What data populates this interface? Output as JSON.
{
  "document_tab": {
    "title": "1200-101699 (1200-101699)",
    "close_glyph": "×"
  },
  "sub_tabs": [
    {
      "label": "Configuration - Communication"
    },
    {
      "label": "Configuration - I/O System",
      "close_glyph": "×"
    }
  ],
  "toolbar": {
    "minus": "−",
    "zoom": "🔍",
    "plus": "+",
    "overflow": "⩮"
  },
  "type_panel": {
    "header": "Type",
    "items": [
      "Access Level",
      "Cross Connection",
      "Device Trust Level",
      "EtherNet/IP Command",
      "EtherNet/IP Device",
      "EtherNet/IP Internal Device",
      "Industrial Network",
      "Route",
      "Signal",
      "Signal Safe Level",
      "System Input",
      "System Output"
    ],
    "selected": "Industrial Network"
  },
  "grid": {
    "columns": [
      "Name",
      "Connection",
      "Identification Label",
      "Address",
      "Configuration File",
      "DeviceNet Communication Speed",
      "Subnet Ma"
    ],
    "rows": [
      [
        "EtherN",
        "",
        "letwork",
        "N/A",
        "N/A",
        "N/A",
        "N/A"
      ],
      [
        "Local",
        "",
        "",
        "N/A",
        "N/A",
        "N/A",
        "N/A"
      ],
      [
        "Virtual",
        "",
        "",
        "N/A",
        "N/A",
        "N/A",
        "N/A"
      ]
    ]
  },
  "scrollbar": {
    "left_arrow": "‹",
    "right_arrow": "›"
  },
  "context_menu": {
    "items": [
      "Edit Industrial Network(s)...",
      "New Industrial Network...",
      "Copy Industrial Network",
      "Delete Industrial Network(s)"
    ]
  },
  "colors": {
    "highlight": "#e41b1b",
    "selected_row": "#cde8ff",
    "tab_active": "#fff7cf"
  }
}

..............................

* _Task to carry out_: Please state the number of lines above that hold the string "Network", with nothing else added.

* _Result of the exercise_: 6